What you are asked to do: Retype the entries below word for word, leaving out every picture.

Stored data
+===+

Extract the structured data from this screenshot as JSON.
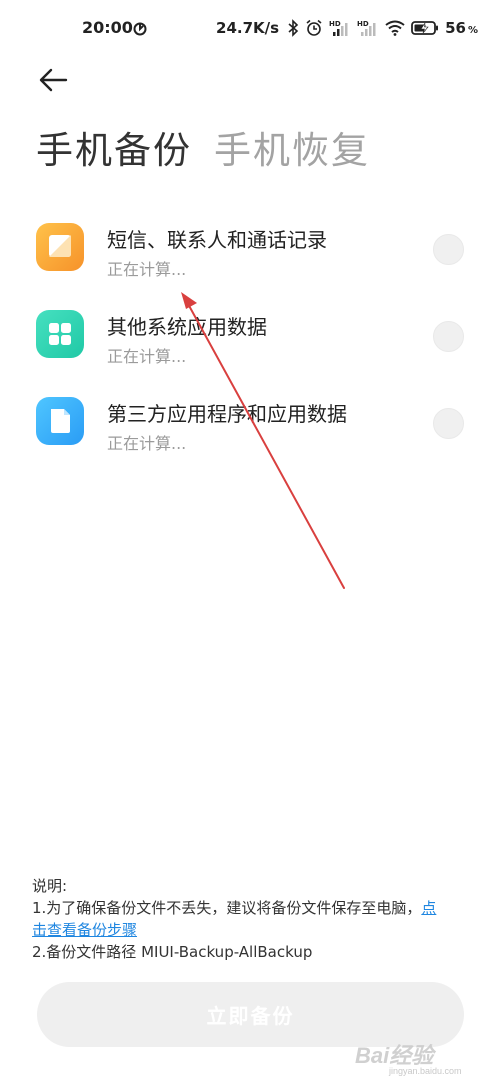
{
  "status_bar": {
    "time": "20:00",
    "net_speed": "24.7K/s",
    "battery_level": "56",
    "battery_unit": "%",
    "icons": [
      "timer-icon",
      "bluetooth-icon",
      "alarm-icon",
      "hd-signal-icon",
      "hd-signal-icon",
      "wifi-icon",
      "battery-charging-icon"
    ]
  },
  "header": {
    "back_icon": "arrow-left-icon",
    "tabs": [
      {
        "label": "手机备份",
        "active": true
      },
      {
        "label": "手机恢复",
        "active": false
      }
    ]
  },
  "items": [
    {
      "title": "短信、联系人和通话记录",
      "status": "正在计算...",
      "icon": "sms-icon",
      "color": "#f7a233",
      "checked": false
    },
    {
      "title": "其他系统应用数据",
      "status": "正在计算...",
      "icon": "apps-grid-icon",
      "color": "#2dd4b0",
      "checked": false
    },
    {
      "title": "第三方应用程序和应用数据",
      "status": "正在计算...",
      "icon": "document-icon",
      "color": "#38aefb",
      "checked": false
    }
  ],
  "notes": {
    "heading": "说明:",
    "line1_prefix": "1.为了确保备份文件不丢失，建议将备份文件保存至电脑，",
    "line1_link_a": "点",
    "line1_link_b": "击查看备份步骤",
    "line2": "2.备份文件路径 MIUI-Backup-AllBackup"
  },
  "backup_button": {
    "label": "立即备份"
  },
  "colors": {
    "accent": "#1f86e0",
    "annotation_arrow": "#d9403f",
    "button_disabled": "#efefef"
  },
  "watermark": {
    "text": "Bai经验",
    "sub": "jingyan.baidu.com"
  }
}
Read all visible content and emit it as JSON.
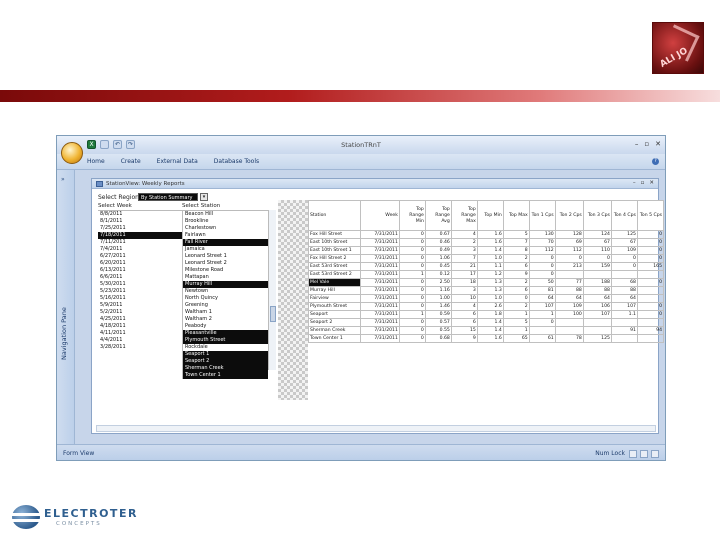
{
  "slide": {
    "brand_logo_text": "ALI JO",
    "company": {
      "name": "ELECTROTER",
      "tagline": "CONCEPTS"
    }
  },
  "app": {
    "window_title": "StationTRnT",
    "quick_access_icons": [
      "excel-icon",
      "save-icon",
      "undo-icon",
      "redo-icon"
    ],
    "ribbon_tabs": [
      "Home",
      "Create",
      "External Data",
      "Database Tools"
    ],
    "nav_pane_label": "Navigation Pane",
    "status_left": "Form View",
    "status_right": "Num Lock"
  },
  "form": {
    "title": "StationView: Weekly Reports",
    "select_label": "Select Region:",
    "select_value": "By Station Summary",
    "week_header": "Select Week",
    "station_header": "Select Station",
    "weeks": [
      "8/8/2011",
      "8/1/2011",
      "7/25/2011",
      "7/18/2011",
      "7/11/2011",
      "7/4/2011",
      "6/27/2011",
      "6/20/2011",
      "6/13/2011",
      "6/6/2011",
      "5/30/2011",
      "5/23/2011",
      "5/16/2011",
      "5/9/2011",
      "5/2/2011",
      "4/25/2011",
      "4/18/2011",
      "4/11/2011",
      "4/4/2011",
      "3/28/2011"
    ],
    "stations": [
      "Beacon Hill",
      "Brookline",
      "Charlestown",
      "Fairlawn",
      "Fall River",
      "Jamaica",
      "Leonard Street 1",
      "Leonard Street 2",
      "Milestone Road",
      "Mattapan",
      "Murray Hill",
      "Newtown",
      "North Quincy",
      "Greening",
      "Waltham 1",
      "Waltham 2",
      "Peabody",
      "Pleasantville",
      "Plymouth Street",
      "Rockdale",
      "Seaport 1",
      "Seaport 2",
      "Sherman Creek",
      "Town Center 1"
    ],
    "grid": {
      "headers": [
        "Station",
        "Week",
        "Top Range Min",
        "Top Range Avg",
        "Top Range Max",
        "Top Min",
        "Top Max",
        "Ton 1 Cps",
        "Ton 2 Cps",
        "Ton 3 Cps",
        "Ton 4 Cps",
        "Ton 5 Cps"
      ],
      "rows": [
        [
          "Fox Hill Street",
          "7/31/2011",
          "0",
          "0.67",
          "4",
          "1.6",
          "5",
          "130",
          "128",
          "124",
          "125",
          "0"
        ],
        [
          "East 10th Street",
          "7/31/2011",
          "0",
          "0.46",
          "2",
          "1.6",
          "7",
          "70",
          "69",
          "67",
          "67",
          "0"
        ],
        [
          "East 10th Street 1",
          "7/31/2011",
          "0",
          "0.49",
          "3",
          "1.4",
          "8",
          "112",
          "112",
          "110",
          "109",
          "0"
        ],
        [
          "Fox Hill Street 2",
          "7/31/2011",
          "0",
          "1.06",
          "7",
          "1.0",
          "2",
          "0",
          "0",
          "0",
          "0",
          "0"
        ],
        [
          "East 53rd Street",
          "7/31/2011",
          "0",
          "0.45",
          "21",
          "1.1",
          "6",
          "0",
          "213",
          "159",
          "0",
          "165"
        ],
        [
          "East 53rd Street 2",
          "7/31/2011",
          "1",
          "0.12",
          "17",
          "1.2",
          "9",
          "0",
          "",
          "",
          "",
          ""
        ],
        [
          "Mel Vale",
          "7/31/2011",
          "0",
          "2.50",
          "18",
          "1.3",
          "2",
          "50",
          "77",
          "188",
          "68",
          "0"
        ],
        [
          "Murray Hill",
          "7/31/2011",
          "0",
          "1.16",
          "3",
          "1.3",
          "6",
          "81",
          "88",
          "88",
          "88",
          ""
        ],
        [
          "Fairview",
          "7/31/2011",
          "0",
          "1.00",
          "10",
          "1.0",
          "0",
          "64",
          "64",
          "64",
          "64",
          ""
        ],
        [
          "Plymouth Street",
          "7/31/2011",
          "0",
          "1.46",
          "4",
          "2.6",
          "2",
          "107",
          "109",
          "106",
          "107",
          "0"
        ],
        [
          "Seaport",
          "7/31/2011",
          "1",
          "0.59",
          "6",
          "1.8",
          "1",
          "1",
          "100",
          "107",
          "1.1",
          "0"
        ],
        [
          "Seaport 2",
          "7/31/2011",
          "0",
          "0.57",
          "6",
          "1.4",
          "5",
          "0",
          "",
          "",
          "",
          ""
        ],
        [
          "Sherman Creek",
          "7/31/2011",
          "0",
          "0.55",
          "15",
          "1.4",
          "1",
          "",
          "",
          "",
          "91",
          "94"
        ],
        [
          "Town Center 1",
          "7/31/2011",
          "0",
          "0.68",
          "9",
          "1.6",
          "65",
          "61",
          "78",
          "125",
          "",
          ""
        ]
      ]
    }
  }
}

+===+

Solution below:
Extract the structured data from this screenshot as JSON.
{
  "status_bar": {
    "time": "20:00",
    "net_speed": "24.7K/s",
    "battery_level": "56",
    "battery_unit": "%",
    "icons": [
      "timer-icon",
      "bluetooth-icon",
      "alarm-icon",
      "hd-signal-icon",
      "hd-signal-icon",
      "wifi-icon",
      "battery-charging-icon"
    ]
  },
  "header": {
    "back_icon": "arrow-left-icon",
    "tabs": [
      {
        "label": "手机备份",
        "active": true
      },
      {
        "label": "手机恢复",
        "active": false
      }
    ]
  },
  "items": [
    {
      "title": "短信、联系人和通话记录",
      "status": "正在计算...",
      "icon": "sms-icon",
      "color": "#f7a233",
      "checked": false
    },
    {
      "title": "其他系统应用数据",
      "status": "正在计算...",
      "icon": "apps-grid-icon",
      "color": "#2dd4b0",
      "checked": false
    },
    {
      "title": "第三方应用程序和应用数据",
      "status": "正在计算...",
      "icon": "document-icon",
      "color": "#38aefb",
      "checked": false
    }
  ],
  "notes": {
    "heading": "说明:",
    "line1_prefix": "1.为了确保备份文件不丢失，建议将备份文件保存至电脑，",
    "line1_link_a": "点",
    "line1_link_b": "击查看备份步骤",
    "line2": "2.备份文件路径 MIUI-Backup-AllBackup"
  },
  "backup_button": {
    "label": "立即备份"
  },
  "colors": {
    "accent": "#1f86e0",
    "annotation_arrow": "#d9403f",
    "button_disabled": "#efefef"
  },
  "watermark": {
    "text": "Bai经验",
    "sub": "jingyan.baidu.com"
  }
}
Read all visible content and emit it as JSON.
{
  "slide": {
    "brand_logo_text": "ALI JO",
    "company": {
      "name": "ELECTROTER",
      "tagline": "CONCEPTS"
    }
  },
  "app": {
    "window_title": "StationTRnT",
    "quick_access_icons": [
      "excel-icon",
      "save-icon",
      "undo-icon",
      "redo-icon"
    ],
    "ribbon_tabs": [
      "Home",
      "Create",
      "External Data",
      "Database Tools"
    ],
    "nav_pane_label": "Navigation Pane",
    "status_left": "Form View",
    "status_right": "Num Lock"
  },
  "form": {
    "title": "StationView: Weekly Reports",
    "select_label": "Select Region:",
    "select_value": "By Station Summary",
    "week_header": "Select Week",
    "station_header": "Select Station",
    "weeks": [
      "8/8/2011",
      "8/1/2011",
      "7/25/2011",
      "7/18/2011",
      "7/11/2011",
      "7/4/2011",
      "6/27/2011",
      "6/20/2011",
      "6/13/2011",
      "6/6/2011",
      "5/30/2011",
      "5/23/2011",
      "5/16/2011",
      "5/9/2011",
      "5/2/2011",
      "4/25/2011",
      "4/18/2011",
      "4/11/2011",
      "4/4/2011",
      "3/28/2011"
    ],
    "stations": [
      "Beacon Hill",
      "Brookline",
      "Charlestown",
      "Fairlawn",
      "Fall River",
      "Jamaica",
      "Leonard Street 1",
      "Leonard Street 2",
      "Milestone Road",
      "Mattapan",
      "Murray Hill",
      "Newtown",
      "North Quincy",
      "Greening",
      "Waltham 1",
      "Waltham 2",
      "Peabody",
      "Pleasantville",
      "Plymouth Street",
      "Rockdale",
      "Seaport 1",
      "Seaport 2",
      "Sherman Creek",
      "Town Center 1"
    ],
    "grid": {
      "headers": [
        "Station",
        "Week",
        "Top Range Min",
        "Top Range Avg",
        "Top Range Max",
        "Top Min",
        "Top Max",
        "Ton 1 Cps",
        "Ton 2 Cps",
        "Ton 3 Cps",
        "Ton 4 Cps",
        "Ton 5 Cps"
      ],
      "rows": [
        [
          "Fox Hill Street",
          "7/31/2011",
          "0",
          "0.67",
          "4",
          "1.6",
          "5",
          "130",
          "128",
          "124",
          "125",
          "0"
        ],
        [
          "East 10th Street",
          "7/31/2011",
          "0",
          "0.46",
          "2",
          "1.6",
          "7",
          "70",
          "69",
          "67",
          "67",
          "0"
        ],
        [
          "East 10th Street 1",
          "7/31/2011",
          "0",
          "0.49",
          "3",
          "1.4",
          "8",
          "112",
          "112",
          "110",
          "109",
          "0"
        ],
        [
          "Fox Hill Street 2",
          "7/31/2011",
          "0",
          "1.06",
          "7",
          "1.0",
          "2",
          "0",
          "0",
          "0",
          "0",
          "0"
        ],
        [
          "East 53rd Street",
          "7/31/2011",
          "0",
          "0.45",
          "21",
          "1.1",
          "6",
          "0",
          "213",
          "159",
          "0",
          "165"
        ],
        [
          "East 53rd Street 2",
          "7/31/2011",
          "1",
          "0.12",
          "17",
          "1.2",
          "9",
          "0",
          "",
          "",
          "",
          ""
        ],
        [
          "Mel Vale",
          "7/31/2011",
          "0",
          "2.50",
          "18",
          "1.3",
          "2",
          "50",
          "77",
          "188",
          "68",
          "0"
        ],
        [
          "Murray Hill",
          "7/31/2011",
          "0",
          "1.16",
          "3",
          "1.3",
          "6",
          "81",
          "88",
          "88",
          "88",
          ""
        ],
        [
          "Fairview",
          "7/31/2011",
          "0",
          "1.00",
          "10",
          "1.0",
          "0",
          "64",
          "64",
          "64",
          "64",
          ""
        ],
        [
          "Plymouth Street",
          "7/31/2011",
          "0",
          "1.46",
          "4",
          "2.6",
          "2",
          "107",
          "109",
          "106",
          "107",
          "0"
        ],
        [
          "Seaport",
          "7/31/2011",
          "1",
          "0.59",
          "6",
          "1.8",
          "1",
          "1",
          "100",
          "107",
          "1.1",
          "0"
        ],
        [
          "Seaport 2",
          "7/31/2011",
          "0",
          "0.57",
          "6",
          "1.4",
          "5",
          "0",
          "",
          "",
          "",
          ""
        ],
        [
          "Sherman Creek",
          "7/31/2011",
          "0",
          "0.55",
          "15",
          "1.4",
          "1",
          "",
          "",
          "",
          "91",
          "94"
        ],
        [
          "Town Center 1",
          "7/31/2011",
          "0",
          "0.68",
          "9",
          "1.6",
          "65",
          "61",
          "78",
          "125",
          "",
          ""
        ]
      ]
    }
  }
}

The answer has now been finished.